> Work to be completed
Your reply should be the full listing, copied exactly.

> Extracted records
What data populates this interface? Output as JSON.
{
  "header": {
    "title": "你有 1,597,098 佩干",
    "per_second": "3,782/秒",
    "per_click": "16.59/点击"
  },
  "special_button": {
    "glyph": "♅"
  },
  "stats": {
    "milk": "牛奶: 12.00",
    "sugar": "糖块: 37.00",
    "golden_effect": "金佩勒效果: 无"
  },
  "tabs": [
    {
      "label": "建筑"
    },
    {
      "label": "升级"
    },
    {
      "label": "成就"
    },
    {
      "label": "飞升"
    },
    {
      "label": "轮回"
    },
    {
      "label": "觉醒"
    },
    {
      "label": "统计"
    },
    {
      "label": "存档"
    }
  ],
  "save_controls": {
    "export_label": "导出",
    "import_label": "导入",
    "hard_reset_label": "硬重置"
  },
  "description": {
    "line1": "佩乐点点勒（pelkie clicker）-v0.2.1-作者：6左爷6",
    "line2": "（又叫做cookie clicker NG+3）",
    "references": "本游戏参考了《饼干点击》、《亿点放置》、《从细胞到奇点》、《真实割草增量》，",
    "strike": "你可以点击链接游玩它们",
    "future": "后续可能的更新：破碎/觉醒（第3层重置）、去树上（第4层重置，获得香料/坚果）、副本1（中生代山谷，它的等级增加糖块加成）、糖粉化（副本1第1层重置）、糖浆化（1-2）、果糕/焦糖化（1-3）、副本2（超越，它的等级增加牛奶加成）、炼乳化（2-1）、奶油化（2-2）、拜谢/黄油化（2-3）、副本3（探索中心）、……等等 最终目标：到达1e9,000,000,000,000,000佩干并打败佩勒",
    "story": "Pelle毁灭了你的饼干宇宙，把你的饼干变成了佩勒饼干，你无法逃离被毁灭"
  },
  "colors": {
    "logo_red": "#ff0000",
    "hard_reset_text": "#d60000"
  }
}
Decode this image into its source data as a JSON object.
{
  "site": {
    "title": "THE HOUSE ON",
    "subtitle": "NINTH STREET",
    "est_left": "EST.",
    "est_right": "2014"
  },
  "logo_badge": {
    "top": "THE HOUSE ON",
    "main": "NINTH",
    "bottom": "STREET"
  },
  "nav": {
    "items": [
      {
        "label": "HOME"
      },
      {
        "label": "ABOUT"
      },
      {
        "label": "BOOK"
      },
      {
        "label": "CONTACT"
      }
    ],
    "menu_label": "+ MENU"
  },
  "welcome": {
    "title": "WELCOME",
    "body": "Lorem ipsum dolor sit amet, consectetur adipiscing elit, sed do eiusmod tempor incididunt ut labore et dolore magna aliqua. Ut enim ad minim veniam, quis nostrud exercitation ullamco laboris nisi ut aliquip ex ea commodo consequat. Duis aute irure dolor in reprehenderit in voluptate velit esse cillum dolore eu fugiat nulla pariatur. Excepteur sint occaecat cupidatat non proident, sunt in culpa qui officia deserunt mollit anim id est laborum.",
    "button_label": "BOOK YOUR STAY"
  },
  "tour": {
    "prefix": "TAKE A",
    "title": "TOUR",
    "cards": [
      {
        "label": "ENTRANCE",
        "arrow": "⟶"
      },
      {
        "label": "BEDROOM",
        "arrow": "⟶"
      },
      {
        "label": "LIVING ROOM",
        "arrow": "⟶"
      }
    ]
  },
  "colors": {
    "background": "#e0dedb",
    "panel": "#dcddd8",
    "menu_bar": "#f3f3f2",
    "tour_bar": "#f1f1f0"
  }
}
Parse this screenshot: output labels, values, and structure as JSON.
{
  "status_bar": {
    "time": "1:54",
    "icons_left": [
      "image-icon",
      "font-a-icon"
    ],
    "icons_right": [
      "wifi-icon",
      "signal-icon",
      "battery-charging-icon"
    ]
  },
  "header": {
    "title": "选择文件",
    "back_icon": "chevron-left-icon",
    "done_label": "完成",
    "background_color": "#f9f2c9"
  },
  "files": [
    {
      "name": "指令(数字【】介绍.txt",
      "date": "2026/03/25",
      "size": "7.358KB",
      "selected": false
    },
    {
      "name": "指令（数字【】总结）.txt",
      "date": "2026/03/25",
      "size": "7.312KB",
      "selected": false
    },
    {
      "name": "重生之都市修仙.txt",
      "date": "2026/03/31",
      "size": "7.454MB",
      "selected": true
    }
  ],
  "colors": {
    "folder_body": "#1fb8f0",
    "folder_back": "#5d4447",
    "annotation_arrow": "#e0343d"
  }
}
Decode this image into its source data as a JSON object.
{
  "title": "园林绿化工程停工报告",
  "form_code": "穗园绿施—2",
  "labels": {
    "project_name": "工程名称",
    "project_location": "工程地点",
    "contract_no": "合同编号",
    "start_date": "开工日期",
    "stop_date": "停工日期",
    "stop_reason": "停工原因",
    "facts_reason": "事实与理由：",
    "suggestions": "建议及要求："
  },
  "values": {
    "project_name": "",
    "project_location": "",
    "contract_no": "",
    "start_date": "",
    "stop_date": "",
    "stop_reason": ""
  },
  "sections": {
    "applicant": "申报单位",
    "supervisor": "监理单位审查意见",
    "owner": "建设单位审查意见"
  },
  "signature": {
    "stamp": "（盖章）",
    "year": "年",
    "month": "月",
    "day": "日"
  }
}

> Output of the task
What data populates this interface? Output as JSON.
{
  "header": {
    "title": "你有 1,597,098 佩干",
    "per_second": "3,782/秒",
    "per_click": "16.59/点击"
  },
  "special_button": {
    "glyph": "♅"
  },
  "stats": {
    "milk": "牛奶: 12.00",
    "sugar": "糖块: 37.00",
    "golden_effect": "金佩勒效果: 无"
  },
  "tabs": [
    {
      "label": "建筑"
    },
    {
      "label": "升级"
    },
    {
      "label": "成就"
    },
    {
      "label": "飞升"
    },
    {
      "label": "轮回"
    },
    {
      "label": "觉醒"
    },
    {
      "label": "统计"
    },
    {
      "label": "存档"
    }
  ],
  "save_controls": {
    "export_label": "导出",
    "import_label": "导入",
    "hard_reset_label": "硬重置"
  },
  "description": {
    "line1": "佩乐点点勒（pelkie clicker）-v0.2.1-作者：6左爷6",
    "line2": "（又叫做cookie clicker NG+3）",
    "references": "本游戏参考了《饼干点击》、《亿点放置》、《从细胞到奇点》、《真实割草增量》，",
    "strike": "你可以点击链接游玩它们",
    "future": "后续可能的更新：破碎/觉醒（第3层重置）、去树上（第4层重置，获得香料/坚果）、副本1（中生代山谷，它的等级增加糖块加成）、糖粉化（副本1第1层重置）、糖浆化（1-2）、果糕/焦糖化（1-3）、副本2（超越，它的等级增加牛奶加成）、炼乳化（2-1）、奶油化（2-2）、拜谢/黄油化（2-3）、副本3（探索中心）、……等等 最终目标：到达1e9,000,000,000,000,000佩干并打败佩勒",
    "story": "Pelle毁灭了你的饼干宇宙，把你的饼干变成了佩勒饼干，你无法逃离被毁灭"
  },
  "colors": {
    "logo_red": "#ff0000",
    "hard_reset_text": "#d60000"
  }
}
Decode this image into its source data as a JSON object.
{
  "site": {
    "title": "THE HOUSE ON",
    "subtitle": "NINTH STREET",
    "est_left": "EST.",
    "est_right": "2014"
  },
  "logo_badge": {
    "top": "THE HOUSE ON",
    "main": "NINTH",
    "bottom": "STREET"
  },
  "nav": {
    "items": [
      {
        "label": "HOME"
      },
      {
        "label": "ABOUT"
      },
      {
        "label": "BOOK"
      },
      {
        "label": "CONTACT"
      }
    ],
    "menu_label": "+ MENU"
  },
  "welcome": {
    "title": "WELCOME",
    "body": "Lorem ipsum dolor sit amet, consectetur adipiscing elit, sed do eiusmod tempor incididunt ut labore et dolore magna aliqua. Ut enim ad minim veniam, quis nostrud exercitation ullamco laboris nisi ut aliquip ex ea commodo consequat. Duis aute irure dolor in reprehenderit in voluptate velit esse cillum dolore eu fugiat nulla pariatur. Excepteur sint occaecat cupidatat non proident, sunt in culpa qui officia deserunt mollit anim id est laborum.",
    "button_label": "BOOK YOUR STAY"
  },
  "tour": {
    "prefix": "TAKE A",
    "title": "TOUR",
    "cards": [
      {
        "label": "ENTRANCE",
        "arrow": "⟶"
      },
      {
        "label": "BEDROOM",
        "arrow": "⟶"
      },
      {
        "label": "LIVING ROOM",
        "arrow": "⟶"
      }
    ]
  },
  "colors": {
    "background": "#e0dedb",
    "panel": "#dcddd8",
    "menu_bar": "#f3f3f2",
    "tour_bar": "#f1f1f0"
  }
}
Parse this screenshot: output labels, values, and structure as JSON.
{
  "status_bar": {
    "time": "1:54",
    "icons_left": [
      "image-icon",
      "font-a-icon"
    ],
    "icons_right": [
      "wifi-icon",
      "signal-icon",
      "battery-charging-icon"
    ]
  },
  "header": {
    "title": "选择文件",
    "back_icon": "chevron-left-icon",
    "done_label": "完成",
    "background_color": "#f9f2c9"
  },
  "files": [
    {
      "name": "指令(数字【】介绍.txt",
      "date": "2026/03/25",
      "size": "7.358KB",
      "selected": false
    },
    {
      "name": "指令（数字【】总结）.txt",
      "date": "2026/03/25",
      "size": "7.312KB",
      "selected": false
    },
    {
      "name": "重生之都市修仙.txt",
      "date": "2026/03/31",
      "size": "7.454MB",
      "selected": true
    }
  ],
  "colors": {
    "folder_body": "#1fb8f0",
    "folder_back": "#5d4447",
    "annotation_arrow": "#e0343d"
  }
}
Decode this image into its source data as a JSON object.
{
  "title": "园林绿化工程停工报告",
  "form_code": "穗园绿施—2",
  "labels": {
    "project_name": "工程名称",
    "project_location": "工程地点",
    "contract_no": "合同编号",
    "start_date": "开工日期",
    "stop_date": "停工日期",
    "stop_reason": "停工原因",
    "facts_reason": "事实与理由：",
    "suggestions": "建议及要求："
  },
  "values": {
    "project_name": "",
    "project_location": "",
    "contract_no": "",
    "start_date": "",
    "stop_date": "",
    "stop_reason": ""
  },
  "sections": {
    "applicant": "申报单位",
    "supervisor": "监理单位审查意见",
    "owner": "建设单位审查意见"
  },
  "signature": {
    "stamp": "（盖章）",
    "year": "年",
    "month": "月",
    "day": "日"
  }
}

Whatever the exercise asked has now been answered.